Another interesting fact involved the origins of pedigreed cats’ “fancy” names. Cat show rosters are comical to read, with names like “Aslanspaw Nicodemus Aloysius”, “Rivndellrags Pandora of Ragtime”, and “Emau’s I Want Candy of Emauge”…
Peter Deal, owner of Rockn’ Spots Frijoles Chocolates (the first cat pictured in my blog), explained that purebred cats’ names usually consist of the breeder/cattery name, the litter name, and the individual cat name. Rockn’ Spots is an Ocicat cattery in Three Rivers, Michigan. Chocolates was the litter name (they were chocolate spotted), and Frijoles was his specific name.

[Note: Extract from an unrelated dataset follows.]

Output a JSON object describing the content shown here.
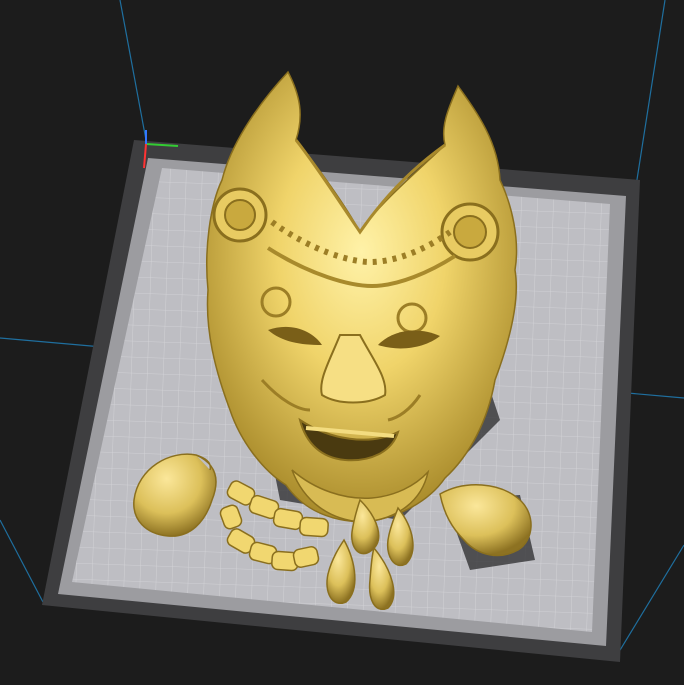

In the case of Grand Champion Aslanspaw Nicodemus Aloysius ~ Aslanspaw is the name of a Maine Coon cattery located in Hampstead, Maryland. Nicodemus is the cat’s name, and Aloysius is the litter into which he was born. Nicodemus has a sister showing named Shasta Aloysius.
I was pleasantly suprised by how quiet the noise level was, in comparison to other events I’ve attended, most notably the SuperPetExpo ~ with its 100+ dogs barking excitedly all day.
There were a few cats meowing at the beginning of the show, but the overall volume soon settled into a low hum of human voices, punctuated by call announcements for the jury ring, and short rounds of applause for winners.
“Ring 3 is ready for Egyptian Mau kittens…”
“Norwegian Forest through Golden Persians ready for Judging….”
“Ring 3 would like to begin judging Shorthair Tortoises…”
That last call made me laugh! Of course, they meant tortoiseshell cats, but I couldn’t help but envision furry turtles!
From a vendors’ standpoint, I was very pleased with this show. It was easy to locate, easy to set-up, and well organized. Everyone was friendly, and the crowd (although small) was appreciative and eager to shop for cat-related gifts. I met so many interesting and knowledgeable people, and saw cat breeds up close that I’d previously only encountered in books.
I will definitely apply for this show again next year, and will seek out additional cat shows to attend. :)
From now until December 17th, every Saturday, I will be in my usual booth (2nd metal building) at the Carroll County Farmer’s Market, in Westminster, MD… with new cat artwork and items for sale.
Thank you for supporting me this year!